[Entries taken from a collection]

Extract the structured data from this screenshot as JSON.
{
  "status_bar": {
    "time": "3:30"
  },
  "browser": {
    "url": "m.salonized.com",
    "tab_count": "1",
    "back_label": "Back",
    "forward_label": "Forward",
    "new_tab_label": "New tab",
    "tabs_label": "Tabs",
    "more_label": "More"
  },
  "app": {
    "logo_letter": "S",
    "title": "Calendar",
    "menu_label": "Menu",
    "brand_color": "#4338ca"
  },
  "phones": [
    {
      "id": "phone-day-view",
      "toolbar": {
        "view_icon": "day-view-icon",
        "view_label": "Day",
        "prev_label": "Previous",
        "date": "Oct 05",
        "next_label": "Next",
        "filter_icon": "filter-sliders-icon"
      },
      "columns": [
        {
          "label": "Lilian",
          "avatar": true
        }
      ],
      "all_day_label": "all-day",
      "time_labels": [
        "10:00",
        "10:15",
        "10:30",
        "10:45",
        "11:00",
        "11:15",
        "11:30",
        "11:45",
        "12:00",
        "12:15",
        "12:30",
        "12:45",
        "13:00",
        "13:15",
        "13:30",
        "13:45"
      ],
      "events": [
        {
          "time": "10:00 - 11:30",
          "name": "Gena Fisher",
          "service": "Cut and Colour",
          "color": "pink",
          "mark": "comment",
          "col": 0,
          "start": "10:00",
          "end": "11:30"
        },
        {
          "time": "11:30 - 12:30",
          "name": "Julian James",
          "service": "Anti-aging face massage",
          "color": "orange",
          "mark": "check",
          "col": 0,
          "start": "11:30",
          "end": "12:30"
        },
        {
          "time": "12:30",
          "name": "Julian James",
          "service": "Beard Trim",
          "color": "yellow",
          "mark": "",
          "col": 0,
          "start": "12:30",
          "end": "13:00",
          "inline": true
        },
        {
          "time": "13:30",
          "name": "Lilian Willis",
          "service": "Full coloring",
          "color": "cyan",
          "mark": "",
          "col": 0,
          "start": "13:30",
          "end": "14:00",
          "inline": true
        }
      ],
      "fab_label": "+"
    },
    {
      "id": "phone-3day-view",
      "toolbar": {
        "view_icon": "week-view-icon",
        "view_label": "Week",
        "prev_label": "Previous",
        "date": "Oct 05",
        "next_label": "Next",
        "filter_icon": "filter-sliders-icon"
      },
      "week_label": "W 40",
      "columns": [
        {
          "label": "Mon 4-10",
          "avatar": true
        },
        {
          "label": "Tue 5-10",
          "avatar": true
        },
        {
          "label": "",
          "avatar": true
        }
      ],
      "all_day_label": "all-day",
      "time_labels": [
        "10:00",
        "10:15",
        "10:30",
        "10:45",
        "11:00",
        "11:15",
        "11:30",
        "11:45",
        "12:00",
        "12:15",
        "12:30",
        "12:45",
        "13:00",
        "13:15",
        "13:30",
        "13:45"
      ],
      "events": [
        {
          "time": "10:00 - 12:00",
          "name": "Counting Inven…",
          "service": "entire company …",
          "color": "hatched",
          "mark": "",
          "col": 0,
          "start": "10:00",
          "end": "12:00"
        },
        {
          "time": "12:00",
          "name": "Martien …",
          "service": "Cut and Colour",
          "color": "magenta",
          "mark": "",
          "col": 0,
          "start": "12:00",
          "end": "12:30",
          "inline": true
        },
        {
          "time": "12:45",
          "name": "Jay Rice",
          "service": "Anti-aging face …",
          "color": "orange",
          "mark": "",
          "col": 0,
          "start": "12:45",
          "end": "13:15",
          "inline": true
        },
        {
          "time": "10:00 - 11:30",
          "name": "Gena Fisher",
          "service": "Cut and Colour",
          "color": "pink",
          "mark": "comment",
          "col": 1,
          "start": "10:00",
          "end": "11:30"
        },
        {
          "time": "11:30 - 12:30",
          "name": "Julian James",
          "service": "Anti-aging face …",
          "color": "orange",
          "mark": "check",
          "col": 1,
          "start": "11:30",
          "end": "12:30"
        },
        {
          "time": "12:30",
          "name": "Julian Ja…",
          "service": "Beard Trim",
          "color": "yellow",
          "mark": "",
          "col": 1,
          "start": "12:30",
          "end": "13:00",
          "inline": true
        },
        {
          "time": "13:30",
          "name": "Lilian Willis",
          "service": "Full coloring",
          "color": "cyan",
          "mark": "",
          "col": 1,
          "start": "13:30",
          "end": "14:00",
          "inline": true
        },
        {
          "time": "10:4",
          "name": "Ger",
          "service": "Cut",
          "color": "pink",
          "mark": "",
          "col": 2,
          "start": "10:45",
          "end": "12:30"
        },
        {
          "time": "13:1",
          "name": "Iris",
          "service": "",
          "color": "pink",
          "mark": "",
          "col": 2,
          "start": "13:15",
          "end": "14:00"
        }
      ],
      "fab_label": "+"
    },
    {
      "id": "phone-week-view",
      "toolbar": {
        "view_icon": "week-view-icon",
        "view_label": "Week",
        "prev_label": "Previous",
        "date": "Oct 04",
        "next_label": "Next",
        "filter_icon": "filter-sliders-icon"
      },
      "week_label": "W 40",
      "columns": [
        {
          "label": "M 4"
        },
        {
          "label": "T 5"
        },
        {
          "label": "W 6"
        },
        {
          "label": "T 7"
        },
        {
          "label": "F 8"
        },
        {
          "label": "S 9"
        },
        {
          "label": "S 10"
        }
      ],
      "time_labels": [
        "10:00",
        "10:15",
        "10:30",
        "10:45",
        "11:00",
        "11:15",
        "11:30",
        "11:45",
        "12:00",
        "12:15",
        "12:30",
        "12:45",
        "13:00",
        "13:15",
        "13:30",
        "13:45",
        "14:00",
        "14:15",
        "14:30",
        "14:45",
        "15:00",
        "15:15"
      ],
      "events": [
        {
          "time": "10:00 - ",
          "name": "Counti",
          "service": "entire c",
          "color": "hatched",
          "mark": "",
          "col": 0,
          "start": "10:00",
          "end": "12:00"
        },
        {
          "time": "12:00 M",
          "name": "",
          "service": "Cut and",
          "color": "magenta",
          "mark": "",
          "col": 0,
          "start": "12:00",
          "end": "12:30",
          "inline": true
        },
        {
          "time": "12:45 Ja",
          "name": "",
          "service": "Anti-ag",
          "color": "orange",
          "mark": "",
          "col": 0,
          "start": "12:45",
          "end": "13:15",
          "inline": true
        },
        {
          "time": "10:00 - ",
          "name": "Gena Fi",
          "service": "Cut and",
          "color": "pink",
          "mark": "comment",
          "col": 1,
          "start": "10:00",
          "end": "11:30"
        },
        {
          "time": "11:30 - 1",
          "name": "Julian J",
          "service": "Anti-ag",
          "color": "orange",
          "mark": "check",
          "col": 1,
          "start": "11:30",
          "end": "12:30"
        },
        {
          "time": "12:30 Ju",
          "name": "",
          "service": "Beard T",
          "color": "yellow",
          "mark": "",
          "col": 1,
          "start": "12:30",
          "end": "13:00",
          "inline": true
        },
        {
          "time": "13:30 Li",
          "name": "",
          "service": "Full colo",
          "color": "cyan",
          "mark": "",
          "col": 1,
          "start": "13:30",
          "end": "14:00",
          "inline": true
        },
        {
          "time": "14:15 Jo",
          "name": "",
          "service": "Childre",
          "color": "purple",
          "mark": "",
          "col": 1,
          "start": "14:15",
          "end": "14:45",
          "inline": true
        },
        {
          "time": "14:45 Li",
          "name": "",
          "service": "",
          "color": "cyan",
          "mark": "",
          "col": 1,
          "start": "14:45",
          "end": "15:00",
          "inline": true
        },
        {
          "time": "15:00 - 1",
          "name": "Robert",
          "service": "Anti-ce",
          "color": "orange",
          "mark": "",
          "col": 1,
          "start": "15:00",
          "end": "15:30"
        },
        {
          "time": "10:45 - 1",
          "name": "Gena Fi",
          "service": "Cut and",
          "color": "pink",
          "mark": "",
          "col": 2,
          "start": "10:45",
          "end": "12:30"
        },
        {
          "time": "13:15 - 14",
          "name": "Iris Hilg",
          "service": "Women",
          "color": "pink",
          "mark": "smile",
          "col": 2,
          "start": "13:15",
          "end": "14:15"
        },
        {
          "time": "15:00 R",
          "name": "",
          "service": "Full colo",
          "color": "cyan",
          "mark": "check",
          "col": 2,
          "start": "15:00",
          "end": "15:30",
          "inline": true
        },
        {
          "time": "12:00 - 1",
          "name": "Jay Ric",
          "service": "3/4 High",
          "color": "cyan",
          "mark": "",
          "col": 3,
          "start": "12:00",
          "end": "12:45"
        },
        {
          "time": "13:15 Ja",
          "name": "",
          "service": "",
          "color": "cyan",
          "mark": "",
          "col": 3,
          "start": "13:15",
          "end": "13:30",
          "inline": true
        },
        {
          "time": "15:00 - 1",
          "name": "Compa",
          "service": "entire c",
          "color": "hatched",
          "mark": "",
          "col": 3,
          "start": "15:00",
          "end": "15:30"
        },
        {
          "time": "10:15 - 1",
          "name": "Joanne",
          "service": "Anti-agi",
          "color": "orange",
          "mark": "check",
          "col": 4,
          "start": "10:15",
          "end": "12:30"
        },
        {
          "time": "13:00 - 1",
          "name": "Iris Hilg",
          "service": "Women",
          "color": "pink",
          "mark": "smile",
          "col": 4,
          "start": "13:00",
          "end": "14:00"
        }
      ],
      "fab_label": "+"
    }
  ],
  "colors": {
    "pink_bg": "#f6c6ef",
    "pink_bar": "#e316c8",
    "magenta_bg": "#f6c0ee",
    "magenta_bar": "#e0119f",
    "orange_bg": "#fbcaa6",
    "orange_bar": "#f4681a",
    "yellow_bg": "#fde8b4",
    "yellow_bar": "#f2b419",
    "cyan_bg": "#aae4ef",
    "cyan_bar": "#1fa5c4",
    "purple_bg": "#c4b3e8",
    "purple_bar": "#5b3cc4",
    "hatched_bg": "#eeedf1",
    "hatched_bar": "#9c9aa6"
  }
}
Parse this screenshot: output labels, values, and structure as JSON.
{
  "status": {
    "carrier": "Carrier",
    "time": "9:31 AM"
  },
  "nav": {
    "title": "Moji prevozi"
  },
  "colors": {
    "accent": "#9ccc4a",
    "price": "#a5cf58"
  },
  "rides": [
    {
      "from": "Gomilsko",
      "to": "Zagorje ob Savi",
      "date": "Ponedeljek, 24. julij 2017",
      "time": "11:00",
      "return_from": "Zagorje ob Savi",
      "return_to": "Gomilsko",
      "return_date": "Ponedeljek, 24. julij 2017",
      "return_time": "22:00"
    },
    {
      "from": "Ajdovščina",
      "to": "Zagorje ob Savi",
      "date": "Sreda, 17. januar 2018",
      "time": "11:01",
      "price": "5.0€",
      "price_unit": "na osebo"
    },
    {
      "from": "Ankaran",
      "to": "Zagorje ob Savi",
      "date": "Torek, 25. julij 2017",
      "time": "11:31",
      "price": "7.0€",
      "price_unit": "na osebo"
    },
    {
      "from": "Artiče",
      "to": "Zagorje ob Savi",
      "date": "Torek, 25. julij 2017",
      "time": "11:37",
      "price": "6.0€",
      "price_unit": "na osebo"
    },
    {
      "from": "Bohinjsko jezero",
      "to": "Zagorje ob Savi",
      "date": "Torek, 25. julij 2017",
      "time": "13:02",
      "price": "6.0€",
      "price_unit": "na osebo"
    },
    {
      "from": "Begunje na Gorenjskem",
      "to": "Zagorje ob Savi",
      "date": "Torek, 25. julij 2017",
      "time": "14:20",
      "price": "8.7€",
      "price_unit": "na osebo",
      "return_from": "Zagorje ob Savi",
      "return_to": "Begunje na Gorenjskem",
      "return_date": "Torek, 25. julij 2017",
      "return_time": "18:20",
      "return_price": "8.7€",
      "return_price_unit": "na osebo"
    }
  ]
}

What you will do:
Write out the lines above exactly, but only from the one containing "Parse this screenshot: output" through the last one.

Output of the exercise:
Parse this screenshot: output labels, values, and structure as JSON.
{
  "status": {
    "carrier": "Carrier",
    "time": "9:31 AM"
  },
  "nav": {
    "title": "Moji prevozi"
  },
  "colors": {
    "accent": "#9ccc4a",
    "price": "#a5cf58"
  },
  "rides": [
    {
      "from": "Gomilsko",
      "to": "Zagorje ob Savi",
      "date": "Ponedeljek, 24. julij 2017",
      "time": "11:00",
      "return_from": "Zagorje ob Savi",
      "return_to": "Gomilsko",
      "return_date": "Ponedeljek, 24. julij 2017",
      "return_time": "22:00"
    },
    {
      "from": "Ajdovščina",
      "to": "Zagorje ob Savi",
      "date": "Sreda, 17. januar 2018",
      "time": "11:01",
      "price": "5.0€",
      "price_unit": "na osebo"
    },
    {
      "from": "Ankaran",
      "to": "Zagorje ob Savi",
      "date": "Torek, 25. julij 2017",
      "time": "11:31",
      "price": "7.0€",
      "price_unit": "na osebo"
    },
    {
      "from": "Artiče",
      "to": "Zagorje ob Savi",
      "date": "Torek, 25. julij 2017",
      "time": "11:37",
      "price": "6.0€",
      "price_unit": "na osebo"
    },
    {
      "from": "Bohinjsko jezero",
      "to": "Zagorje ob Savi",
      "date": "Torek, 25. julij 2017",
      "time": "13:02",
      "price": "6.0€",
      "price_unit": "na osebo"
    },
    {
      "from": "Begunje na Gorenjskem",
      "to": "Zagorje ob Savi",
      "date": "Torek, 25. julij 2017",
      "time": "14:20",
      "price": "8.7€",
      "price_unit": "na osebo",
      "return_from": "Zagorje ob Savi",
      "return_to": "Begunje na Gorenjskem",
      "return_date": "Torek, 25. julij 2017",
      "return_time": "18:20",
      "return_price": "8.7€",
      "return_price_unit": "na osebo"
    }
  ]
}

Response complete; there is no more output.